This nine-page publication focuses on some of the social-cultural aspects of ecological sanitation promotion, such as the common assumptions and misconceptions related to cultural barriers and taboos, particularly in terms of talking about sanitation practices. It looks at how attitudes change and why “talking toilets” is important.

Important Weblinks

http://www.geerthofstede.nl/ [Accessed: 05.03.2011]

A useful tool understanding differences in cultures was developed by Dutch sociologist Geert Hofstede. According to him, cultures vary along five dimensions: individualism and collectivism; power-distance aspects; uncertainty avoidance; masculinity – femininity; short term and long-term orientation.

http://pakistaniat.com/ [Accessed: 05.03.2011]

This news article describes how UN reconstruction efforts in Balochistan (Pakistan) focus on restoring the Karez systems, traditional underground water distribution networks.

http://www.who.int/water_sanitation_health/ [Accessed: 05.03.2011]

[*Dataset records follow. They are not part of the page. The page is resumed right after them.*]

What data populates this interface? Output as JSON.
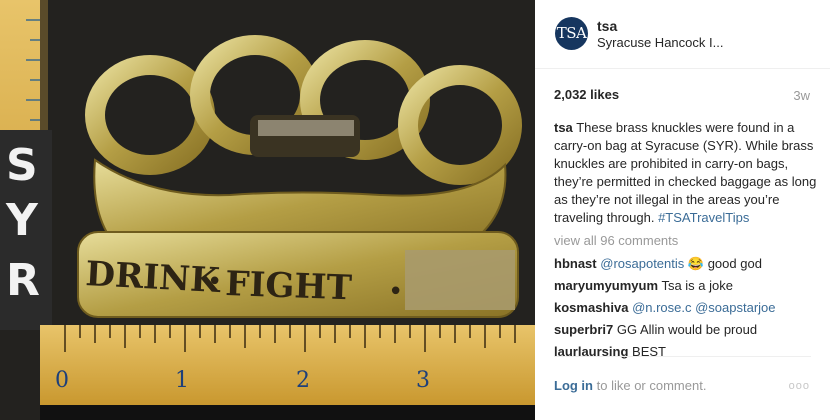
{
  "post": {
    "image_alt": "Brass knuckles engraved DRINK FIGHT on a ruler",
    "engraving_word1": "DRINK",
    "engraving_word2": "FIGHT",
    "sign_letters": [
      "S",
      "Y",
      "R"
    ],
    "ruler_numbers": [
      "0",
      "1",
      "2",
      "3"
    ]
  },
  "header": {
    "avatar_text": "TSA",
    "username": "tsa",
    "location": "Syracuse Hancock I..."
  },
  "stats": {
    "likes": "2,032 likes",
    "age": "3w"
  },
  "caption": {
    "username": "tsa",
    "text": "These brass knuckles were found in a carry-on bag at Syracuse (SYR). While brass knuckles are prohibited in carry-on bags, they’re permitted in checked baggage as long as they’re not illegal in the areas you’re traveling through.",
    "hashtag": "#TSATravelTips"
  },
  "view_all": "view all 96 comments",
  "comments": [
    {
      "user": "hbnast",
      "mention": "@rosapotentis",
      "text": "😂 good god"
    },
    {
      "user": "maryumyumyum",
      "mention": "",
      "text": "Tsa is a joke"
    },
    {
      "user": "kosmashiva",
      "mention": "@n.rose.c @soapstarjoe",
      "text": ""
    },
    {
      "user": "superbri7",
      "mention": "",
      "text": "GG Allin would be proud"
    },
    {
      "user": "laurlaursing",
      "mention": "",
      "text": "BEST"
    }
  ],
  "footer": {
    "login_label": "Log in",
    "suffix": "to like or comment.",
    "more_label": "ooo"
  },
  "colors": {
    "link": "#3b6c97",
    "avatar_bg": "#16365f",
    "muted": "#999999"
  }
}
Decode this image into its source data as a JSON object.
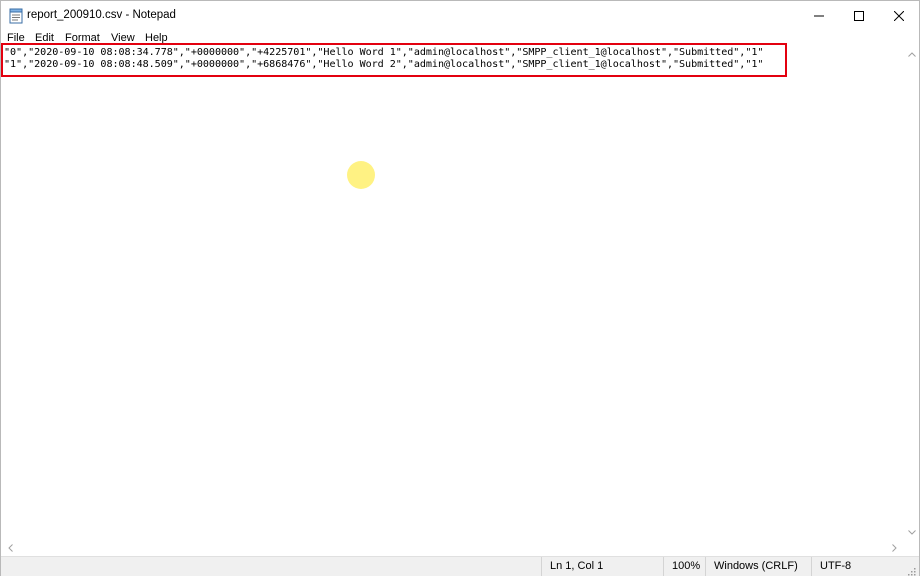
{
  "window": {
    "title": "report_200910.csv - Notepad",
    "icon": "notepad-icon"
  },
  "menu": {
    "items": [
      "File",
      "Edit",
      "Format",
      "View",
      "Help"
    ]
  },
  "editor": {
    "lines": [
      "\"0\",\"2020-09-10 08:08:34.778\",\"+0000000\",\"+4225701\",\"Hello Word 1\",\"admin@localhost\",\"SMPP_client_1@localhost\",\"Submitted\",\"1\"",
      "\"1\",\"2020-09-10 08:08:48.509\",\"+0000000\",\"+6868476\",\"Hello Word 2\",\"admin@localhost\",\"SMPP_client_1@localhost\",\"Submitted\",\"1\""
    ],
    "highlight_color": "#e3000f"
  },
  "status": {
    "position": "Ln 1, Col 1",
    "zoom": "100%",
    "line_ending": "Windows (CRLF)",
    "encoding": "UTF-8"
  }
}
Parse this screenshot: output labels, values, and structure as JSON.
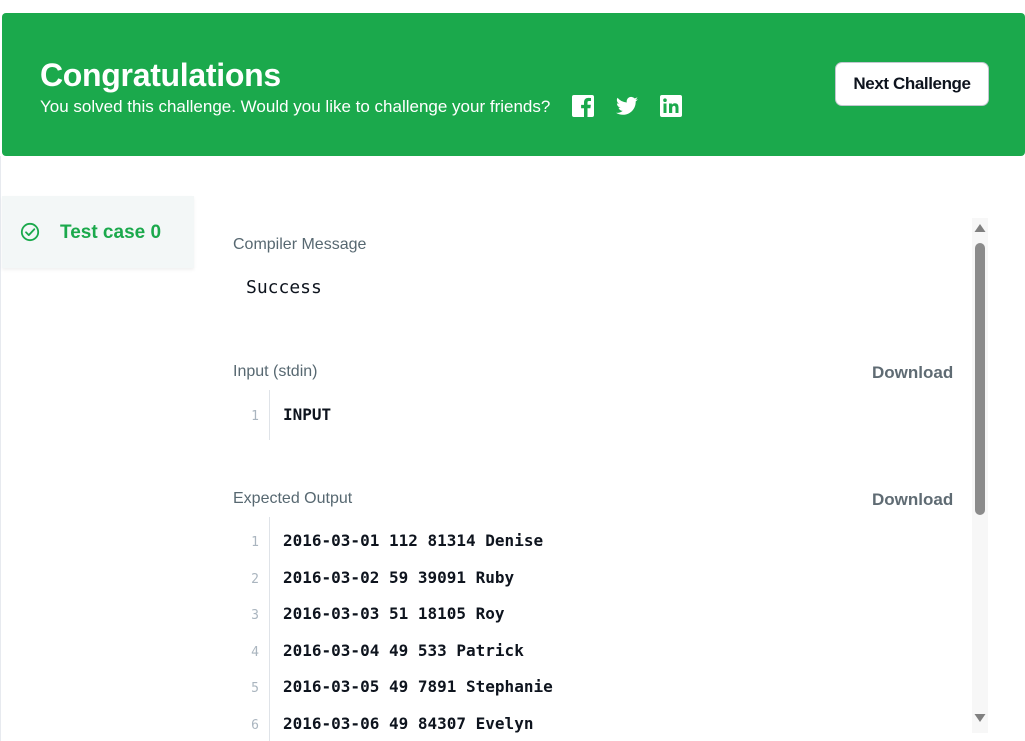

Celebrating water for life: The International Decade for Action 2005-2015. An advocacy guide.

http://www.genderandwater.org/ [Accessed: 31.10.2010]

The mission of GWA is to promote women’s and men’s equitable access to and management of safe and adequate water, for domestic supply, sanitation, food security and environmental sustainability. GWA believes that equitable access to and control over water is a basic right for all, as well as a critical factor in promoting poverty eradication and sustainability. It contains materials in French, Spanish, Portuguese and Arabic.

SaniPath Rapid Assessment Tool [Accessed: 11.05.2016]

The SaniPath Rapid Assessment Tool is designed to assess risk related to poor sanitation and to help prioritize sanitation investments based on the exposures that have the greatest public health impact.